Top of THE DATA

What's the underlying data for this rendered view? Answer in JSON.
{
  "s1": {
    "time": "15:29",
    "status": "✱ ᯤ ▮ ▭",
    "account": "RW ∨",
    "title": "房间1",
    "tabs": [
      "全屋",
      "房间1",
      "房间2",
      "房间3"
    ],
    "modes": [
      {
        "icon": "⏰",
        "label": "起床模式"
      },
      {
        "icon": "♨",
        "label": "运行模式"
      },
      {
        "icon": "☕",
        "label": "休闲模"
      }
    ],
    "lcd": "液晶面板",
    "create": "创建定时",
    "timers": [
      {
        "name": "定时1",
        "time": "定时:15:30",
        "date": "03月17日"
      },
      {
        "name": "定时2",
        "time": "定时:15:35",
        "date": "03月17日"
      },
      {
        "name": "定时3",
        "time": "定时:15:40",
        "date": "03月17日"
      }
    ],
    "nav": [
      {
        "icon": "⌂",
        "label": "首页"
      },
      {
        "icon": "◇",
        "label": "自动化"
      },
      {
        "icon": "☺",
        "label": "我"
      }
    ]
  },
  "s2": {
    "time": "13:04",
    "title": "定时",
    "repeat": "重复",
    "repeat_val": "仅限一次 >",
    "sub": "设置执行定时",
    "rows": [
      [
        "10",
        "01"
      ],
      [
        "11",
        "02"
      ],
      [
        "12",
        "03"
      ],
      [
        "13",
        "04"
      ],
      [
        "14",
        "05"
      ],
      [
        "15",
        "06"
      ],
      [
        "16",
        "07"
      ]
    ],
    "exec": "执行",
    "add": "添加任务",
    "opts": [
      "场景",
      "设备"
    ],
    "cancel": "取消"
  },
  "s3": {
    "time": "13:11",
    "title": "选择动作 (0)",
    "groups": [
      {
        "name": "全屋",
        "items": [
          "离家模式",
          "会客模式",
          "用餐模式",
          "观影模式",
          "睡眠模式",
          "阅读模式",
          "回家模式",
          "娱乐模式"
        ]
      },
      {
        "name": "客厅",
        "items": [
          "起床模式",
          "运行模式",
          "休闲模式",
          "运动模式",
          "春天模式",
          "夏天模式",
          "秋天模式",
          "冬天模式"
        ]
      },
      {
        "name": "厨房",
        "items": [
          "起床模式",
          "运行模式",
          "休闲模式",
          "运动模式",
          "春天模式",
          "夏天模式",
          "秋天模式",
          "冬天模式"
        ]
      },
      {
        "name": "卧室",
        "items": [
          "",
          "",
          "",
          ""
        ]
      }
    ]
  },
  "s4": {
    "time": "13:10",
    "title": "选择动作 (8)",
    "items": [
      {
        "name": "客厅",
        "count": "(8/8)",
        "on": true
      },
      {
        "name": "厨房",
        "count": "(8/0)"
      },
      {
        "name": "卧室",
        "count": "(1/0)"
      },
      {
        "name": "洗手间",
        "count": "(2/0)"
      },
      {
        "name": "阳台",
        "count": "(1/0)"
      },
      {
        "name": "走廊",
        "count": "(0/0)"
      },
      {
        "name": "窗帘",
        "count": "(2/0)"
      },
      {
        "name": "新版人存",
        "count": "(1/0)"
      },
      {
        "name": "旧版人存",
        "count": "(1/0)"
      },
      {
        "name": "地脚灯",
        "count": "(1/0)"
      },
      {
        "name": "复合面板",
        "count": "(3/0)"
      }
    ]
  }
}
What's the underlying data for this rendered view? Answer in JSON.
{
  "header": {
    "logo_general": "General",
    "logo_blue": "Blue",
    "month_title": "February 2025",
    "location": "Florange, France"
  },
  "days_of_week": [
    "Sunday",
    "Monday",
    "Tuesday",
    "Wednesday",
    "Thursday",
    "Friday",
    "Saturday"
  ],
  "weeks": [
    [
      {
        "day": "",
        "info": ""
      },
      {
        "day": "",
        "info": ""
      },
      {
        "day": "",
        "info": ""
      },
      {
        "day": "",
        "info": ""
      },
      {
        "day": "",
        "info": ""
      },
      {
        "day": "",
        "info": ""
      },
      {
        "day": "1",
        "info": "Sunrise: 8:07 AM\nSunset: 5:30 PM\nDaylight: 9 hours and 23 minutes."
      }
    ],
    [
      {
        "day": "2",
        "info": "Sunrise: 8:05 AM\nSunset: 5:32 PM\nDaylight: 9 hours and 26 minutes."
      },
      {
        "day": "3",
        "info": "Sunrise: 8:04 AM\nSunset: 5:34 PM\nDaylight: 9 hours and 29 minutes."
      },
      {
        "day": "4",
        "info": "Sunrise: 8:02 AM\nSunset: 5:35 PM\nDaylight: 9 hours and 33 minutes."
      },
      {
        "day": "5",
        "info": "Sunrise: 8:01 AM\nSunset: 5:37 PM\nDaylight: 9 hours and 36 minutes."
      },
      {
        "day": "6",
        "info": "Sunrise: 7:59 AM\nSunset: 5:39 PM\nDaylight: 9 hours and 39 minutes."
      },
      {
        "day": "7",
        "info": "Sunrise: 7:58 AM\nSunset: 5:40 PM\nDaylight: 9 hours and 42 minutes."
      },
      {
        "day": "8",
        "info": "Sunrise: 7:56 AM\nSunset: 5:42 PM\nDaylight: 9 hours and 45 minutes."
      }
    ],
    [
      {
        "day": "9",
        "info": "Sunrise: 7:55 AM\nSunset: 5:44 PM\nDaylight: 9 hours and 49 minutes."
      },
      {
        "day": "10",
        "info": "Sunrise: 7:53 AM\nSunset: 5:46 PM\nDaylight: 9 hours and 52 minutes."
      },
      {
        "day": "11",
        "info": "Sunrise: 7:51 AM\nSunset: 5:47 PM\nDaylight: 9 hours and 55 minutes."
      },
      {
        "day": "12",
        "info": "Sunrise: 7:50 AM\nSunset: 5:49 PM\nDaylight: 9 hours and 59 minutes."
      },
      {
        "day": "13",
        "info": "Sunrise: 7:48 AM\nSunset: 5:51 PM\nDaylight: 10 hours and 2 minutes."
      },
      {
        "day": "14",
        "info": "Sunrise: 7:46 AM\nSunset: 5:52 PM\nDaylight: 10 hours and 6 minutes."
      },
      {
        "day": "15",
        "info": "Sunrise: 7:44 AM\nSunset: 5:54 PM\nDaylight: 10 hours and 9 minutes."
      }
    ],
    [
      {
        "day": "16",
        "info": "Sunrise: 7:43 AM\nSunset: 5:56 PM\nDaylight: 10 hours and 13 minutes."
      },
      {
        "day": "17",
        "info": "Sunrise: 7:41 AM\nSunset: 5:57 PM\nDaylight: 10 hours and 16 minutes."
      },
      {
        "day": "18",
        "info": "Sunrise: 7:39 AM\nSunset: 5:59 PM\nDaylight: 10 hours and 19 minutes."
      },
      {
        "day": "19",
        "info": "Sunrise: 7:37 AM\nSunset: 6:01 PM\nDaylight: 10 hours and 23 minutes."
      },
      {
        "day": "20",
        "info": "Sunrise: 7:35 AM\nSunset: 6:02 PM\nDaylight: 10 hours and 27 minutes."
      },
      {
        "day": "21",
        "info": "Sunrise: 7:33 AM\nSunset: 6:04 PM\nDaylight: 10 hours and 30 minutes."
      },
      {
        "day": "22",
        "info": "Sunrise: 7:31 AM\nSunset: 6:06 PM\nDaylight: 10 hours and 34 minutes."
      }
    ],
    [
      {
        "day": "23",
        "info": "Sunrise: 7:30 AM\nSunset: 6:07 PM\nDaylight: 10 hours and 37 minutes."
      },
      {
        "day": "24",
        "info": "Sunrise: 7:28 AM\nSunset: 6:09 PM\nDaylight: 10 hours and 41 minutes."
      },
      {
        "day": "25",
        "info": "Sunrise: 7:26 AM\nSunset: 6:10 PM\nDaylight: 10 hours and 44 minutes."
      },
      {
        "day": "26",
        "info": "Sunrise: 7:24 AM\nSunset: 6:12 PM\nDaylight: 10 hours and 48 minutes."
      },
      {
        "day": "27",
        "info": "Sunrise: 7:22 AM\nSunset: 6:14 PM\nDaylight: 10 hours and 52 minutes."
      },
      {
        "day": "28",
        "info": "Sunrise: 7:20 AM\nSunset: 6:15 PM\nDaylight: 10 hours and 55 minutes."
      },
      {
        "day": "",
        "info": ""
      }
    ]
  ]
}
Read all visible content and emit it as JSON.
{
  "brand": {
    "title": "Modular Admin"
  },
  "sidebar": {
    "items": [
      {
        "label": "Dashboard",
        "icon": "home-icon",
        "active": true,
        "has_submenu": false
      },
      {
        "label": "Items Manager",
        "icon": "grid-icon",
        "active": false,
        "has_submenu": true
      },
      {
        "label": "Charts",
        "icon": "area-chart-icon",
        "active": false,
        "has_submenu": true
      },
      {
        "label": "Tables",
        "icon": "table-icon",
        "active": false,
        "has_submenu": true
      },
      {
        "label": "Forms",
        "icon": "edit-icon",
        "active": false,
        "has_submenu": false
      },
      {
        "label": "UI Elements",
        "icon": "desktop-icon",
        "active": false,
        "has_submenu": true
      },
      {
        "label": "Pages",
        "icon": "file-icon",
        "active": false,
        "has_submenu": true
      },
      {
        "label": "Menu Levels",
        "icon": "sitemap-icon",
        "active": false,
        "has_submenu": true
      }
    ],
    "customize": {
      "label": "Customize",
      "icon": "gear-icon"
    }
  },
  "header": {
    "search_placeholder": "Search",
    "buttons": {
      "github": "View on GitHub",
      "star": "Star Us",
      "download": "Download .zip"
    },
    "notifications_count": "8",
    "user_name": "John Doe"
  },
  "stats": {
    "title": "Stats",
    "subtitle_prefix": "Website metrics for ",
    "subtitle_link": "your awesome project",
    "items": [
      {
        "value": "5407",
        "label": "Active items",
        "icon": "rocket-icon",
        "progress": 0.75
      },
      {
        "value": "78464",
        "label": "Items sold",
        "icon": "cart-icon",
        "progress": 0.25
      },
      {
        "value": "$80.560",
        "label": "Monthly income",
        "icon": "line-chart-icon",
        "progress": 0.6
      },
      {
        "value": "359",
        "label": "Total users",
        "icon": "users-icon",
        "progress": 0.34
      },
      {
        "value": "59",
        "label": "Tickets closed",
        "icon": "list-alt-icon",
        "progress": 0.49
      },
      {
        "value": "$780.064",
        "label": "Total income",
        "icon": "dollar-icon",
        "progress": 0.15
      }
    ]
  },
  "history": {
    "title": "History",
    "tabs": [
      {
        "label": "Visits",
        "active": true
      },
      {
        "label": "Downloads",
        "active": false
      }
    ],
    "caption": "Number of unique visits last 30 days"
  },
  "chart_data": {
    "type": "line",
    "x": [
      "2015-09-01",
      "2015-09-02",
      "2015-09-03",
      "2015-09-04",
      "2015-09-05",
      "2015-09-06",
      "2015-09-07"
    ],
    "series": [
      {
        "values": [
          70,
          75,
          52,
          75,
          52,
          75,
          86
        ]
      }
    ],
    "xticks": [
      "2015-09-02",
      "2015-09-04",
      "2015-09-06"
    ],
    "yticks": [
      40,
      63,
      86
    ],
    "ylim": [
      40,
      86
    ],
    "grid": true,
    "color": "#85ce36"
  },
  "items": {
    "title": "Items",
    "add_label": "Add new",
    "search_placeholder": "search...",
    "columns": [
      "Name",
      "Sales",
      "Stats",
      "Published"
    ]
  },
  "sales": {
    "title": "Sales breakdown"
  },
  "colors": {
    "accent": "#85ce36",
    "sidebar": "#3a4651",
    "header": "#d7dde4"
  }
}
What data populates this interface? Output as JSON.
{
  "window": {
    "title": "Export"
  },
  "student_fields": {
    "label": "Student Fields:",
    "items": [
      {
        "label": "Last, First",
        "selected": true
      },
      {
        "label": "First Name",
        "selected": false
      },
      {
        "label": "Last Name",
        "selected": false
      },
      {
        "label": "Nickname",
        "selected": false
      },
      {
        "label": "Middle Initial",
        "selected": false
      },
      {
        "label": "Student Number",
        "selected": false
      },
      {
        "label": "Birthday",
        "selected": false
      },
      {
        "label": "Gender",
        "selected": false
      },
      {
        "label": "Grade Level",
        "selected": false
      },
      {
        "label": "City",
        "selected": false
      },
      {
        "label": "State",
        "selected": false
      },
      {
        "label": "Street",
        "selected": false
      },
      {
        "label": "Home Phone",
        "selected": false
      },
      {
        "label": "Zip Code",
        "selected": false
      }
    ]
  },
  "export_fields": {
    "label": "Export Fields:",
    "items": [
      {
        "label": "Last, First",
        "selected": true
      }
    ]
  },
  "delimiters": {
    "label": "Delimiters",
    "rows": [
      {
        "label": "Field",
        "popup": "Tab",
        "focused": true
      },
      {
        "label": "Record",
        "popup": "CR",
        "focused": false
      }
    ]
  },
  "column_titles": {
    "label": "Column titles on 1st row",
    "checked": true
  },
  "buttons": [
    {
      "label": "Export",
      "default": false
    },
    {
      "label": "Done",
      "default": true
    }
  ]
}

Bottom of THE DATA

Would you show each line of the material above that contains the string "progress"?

        "progress": 0.75
        "progress": 0.25
        "progress": 0.6
        "progress": 0.34
        "progress": 0.49
        "progress": 0.15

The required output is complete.